**Work required:** Look through the records below, count the lines with the word "Type", and reply with only the number.

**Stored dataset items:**
>>>

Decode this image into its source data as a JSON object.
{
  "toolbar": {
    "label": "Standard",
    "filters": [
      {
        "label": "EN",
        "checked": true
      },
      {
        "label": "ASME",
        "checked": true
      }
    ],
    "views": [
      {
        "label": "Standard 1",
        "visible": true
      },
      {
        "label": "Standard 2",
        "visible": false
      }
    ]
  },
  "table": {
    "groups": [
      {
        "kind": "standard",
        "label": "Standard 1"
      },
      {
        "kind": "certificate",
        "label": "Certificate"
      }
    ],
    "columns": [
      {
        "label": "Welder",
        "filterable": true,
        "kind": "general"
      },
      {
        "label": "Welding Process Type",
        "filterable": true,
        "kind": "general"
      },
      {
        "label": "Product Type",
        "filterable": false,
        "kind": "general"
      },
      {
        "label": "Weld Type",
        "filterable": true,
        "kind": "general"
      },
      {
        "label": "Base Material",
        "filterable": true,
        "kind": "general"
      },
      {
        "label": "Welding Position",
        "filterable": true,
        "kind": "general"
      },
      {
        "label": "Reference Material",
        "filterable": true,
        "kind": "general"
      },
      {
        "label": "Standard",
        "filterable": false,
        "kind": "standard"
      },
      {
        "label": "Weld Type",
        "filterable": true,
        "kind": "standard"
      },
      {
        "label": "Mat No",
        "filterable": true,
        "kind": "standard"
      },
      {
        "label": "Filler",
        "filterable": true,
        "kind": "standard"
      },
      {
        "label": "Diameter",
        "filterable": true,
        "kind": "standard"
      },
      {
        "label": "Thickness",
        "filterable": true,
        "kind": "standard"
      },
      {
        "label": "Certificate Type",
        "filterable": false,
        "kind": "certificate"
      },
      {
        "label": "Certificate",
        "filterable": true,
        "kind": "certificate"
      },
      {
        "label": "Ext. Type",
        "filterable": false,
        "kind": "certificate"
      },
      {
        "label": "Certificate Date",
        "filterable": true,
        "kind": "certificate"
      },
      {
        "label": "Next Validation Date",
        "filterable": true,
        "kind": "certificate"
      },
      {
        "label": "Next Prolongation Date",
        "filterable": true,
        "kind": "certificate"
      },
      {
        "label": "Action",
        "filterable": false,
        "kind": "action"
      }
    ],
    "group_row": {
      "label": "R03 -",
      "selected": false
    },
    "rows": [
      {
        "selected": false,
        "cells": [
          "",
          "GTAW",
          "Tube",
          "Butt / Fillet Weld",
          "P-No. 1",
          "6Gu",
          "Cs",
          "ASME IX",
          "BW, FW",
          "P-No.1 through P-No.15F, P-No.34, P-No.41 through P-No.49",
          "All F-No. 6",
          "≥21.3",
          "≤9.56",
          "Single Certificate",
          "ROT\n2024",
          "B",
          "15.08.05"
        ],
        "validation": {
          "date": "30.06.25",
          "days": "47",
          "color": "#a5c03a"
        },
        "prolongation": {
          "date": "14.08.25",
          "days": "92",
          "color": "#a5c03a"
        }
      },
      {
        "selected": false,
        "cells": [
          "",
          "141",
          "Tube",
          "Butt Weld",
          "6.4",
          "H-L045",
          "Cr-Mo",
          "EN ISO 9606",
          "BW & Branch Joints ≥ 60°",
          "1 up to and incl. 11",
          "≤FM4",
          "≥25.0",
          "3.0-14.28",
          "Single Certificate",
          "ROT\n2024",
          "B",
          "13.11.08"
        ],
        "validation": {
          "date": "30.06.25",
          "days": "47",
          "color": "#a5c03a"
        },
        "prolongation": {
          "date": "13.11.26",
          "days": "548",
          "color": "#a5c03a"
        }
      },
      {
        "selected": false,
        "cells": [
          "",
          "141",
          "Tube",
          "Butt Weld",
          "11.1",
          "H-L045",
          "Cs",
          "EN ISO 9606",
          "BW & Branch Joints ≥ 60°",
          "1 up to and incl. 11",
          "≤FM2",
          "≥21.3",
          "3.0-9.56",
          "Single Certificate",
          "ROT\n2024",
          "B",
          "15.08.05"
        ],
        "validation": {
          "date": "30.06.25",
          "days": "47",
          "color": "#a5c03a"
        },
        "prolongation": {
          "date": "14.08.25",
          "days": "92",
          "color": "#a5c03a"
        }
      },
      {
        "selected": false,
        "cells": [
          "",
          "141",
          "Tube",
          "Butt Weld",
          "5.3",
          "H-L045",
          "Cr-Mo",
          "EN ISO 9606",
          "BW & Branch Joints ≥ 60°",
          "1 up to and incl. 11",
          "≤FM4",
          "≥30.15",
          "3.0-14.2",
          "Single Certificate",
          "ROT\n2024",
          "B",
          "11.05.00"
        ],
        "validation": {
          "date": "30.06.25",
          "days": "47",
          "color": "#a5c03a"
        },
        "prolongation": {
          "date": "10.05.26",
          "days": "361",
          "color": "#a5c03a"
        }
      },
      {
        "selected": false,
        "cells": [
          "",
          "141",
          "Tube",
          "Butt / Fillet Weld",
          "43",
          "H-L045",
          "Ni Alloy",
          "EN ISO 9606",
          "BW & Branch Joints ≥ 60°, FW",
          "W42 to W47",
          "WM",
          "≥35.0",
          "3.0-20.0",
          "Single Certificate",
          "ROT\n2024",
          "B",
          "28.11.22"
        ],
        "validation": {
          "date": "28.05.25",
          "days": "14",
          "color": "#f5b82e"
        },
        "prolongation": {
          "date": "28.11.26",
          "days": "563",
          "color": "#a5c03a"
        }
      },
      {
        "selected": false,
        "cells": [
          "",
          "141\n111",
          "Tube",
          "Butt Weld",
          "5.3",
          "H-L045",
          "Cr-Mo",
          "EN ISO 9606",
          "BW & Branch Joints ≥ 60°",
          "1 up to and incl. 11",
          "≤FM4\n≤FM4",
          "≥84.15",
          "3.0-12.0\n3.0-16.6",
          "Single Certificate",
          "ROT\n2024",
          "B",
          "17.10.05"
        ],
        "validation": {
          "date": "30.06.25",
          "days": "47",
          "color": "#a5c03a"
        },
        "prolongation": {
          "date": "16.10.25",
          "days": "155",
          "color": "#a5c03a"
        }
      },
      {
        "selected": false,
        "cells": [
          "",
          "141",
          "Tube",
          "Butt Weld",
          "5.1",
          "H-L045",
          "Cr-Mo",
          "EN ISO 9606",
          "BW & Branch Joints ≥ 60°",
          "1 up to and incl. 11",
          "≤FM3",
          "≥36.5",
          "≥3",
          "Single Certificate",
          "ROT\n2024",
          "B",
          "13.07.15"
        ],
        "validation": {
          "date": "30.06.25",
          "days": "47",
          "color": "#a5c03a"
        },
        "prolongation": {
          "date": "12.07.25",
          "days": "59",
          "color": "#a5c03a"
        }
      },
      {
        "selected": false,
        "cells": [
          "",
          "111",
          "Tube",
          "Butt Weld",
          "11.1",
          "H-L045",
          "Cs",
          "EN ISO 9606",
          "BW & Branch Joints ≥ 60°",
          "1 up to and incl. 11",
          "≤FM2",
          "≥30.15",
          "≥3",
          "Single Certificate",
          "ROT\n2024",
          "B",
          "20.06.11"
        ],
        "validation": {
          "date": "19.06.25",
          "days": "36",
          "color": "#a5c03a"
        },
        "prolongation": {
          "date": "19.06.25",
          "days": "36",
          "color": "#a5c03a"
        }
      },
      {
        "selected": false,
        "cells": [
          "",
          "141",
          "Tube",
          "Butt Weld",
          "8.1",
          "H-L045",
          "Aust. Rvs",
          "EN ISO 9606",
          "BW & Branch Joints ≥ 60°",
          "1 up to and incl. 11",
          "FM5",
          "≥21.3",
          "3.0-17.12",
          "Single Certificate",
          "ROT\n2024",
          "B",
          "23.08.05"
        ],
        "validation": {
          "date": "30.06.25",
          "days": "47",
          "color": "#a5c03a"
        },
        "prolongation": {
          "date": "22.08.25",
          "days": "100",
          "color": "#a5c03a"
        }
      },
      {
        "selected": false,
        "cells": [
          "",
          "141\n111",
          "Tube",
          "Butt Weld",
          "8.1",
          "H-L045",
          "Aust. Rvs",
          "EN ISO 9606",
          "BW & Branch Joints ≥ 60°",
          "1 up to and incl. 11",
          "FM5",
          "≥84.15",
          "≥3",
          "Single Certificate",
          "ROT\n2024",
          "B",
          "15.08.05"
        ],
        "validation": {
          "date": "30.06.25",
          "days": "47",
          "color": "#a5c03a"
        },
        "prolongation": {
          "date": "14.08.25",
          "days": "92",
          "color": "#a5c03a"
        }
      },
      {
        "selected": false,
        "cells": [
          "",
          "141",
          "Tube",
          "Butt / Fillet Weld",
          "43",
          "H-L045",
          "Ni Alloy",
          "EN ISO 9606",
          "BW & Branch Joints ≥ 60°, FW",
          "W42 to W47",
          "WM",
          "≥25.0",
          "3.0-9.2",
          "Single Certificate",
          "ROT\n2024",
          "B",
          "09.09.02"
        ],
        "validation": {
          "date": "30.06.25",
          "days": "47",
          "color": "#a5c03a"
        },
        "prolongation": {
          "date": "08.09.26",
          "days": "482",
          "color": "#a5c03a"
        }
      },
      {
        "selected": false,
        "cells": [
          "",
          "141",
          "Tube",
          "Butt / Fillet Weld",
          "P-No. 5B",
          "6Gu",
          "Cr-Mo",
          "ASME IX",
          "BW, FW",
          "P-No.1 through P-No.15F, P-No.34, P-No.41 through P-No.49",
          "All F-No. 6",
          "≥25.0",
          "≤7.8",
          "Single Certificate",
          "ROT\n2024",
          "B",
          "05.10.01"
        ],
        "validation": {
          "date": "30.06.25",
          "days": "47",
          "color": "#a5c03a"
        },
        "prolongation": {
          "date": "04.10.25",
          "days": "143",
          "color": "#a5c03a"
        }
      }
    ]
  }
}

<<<

**Answer box:** 6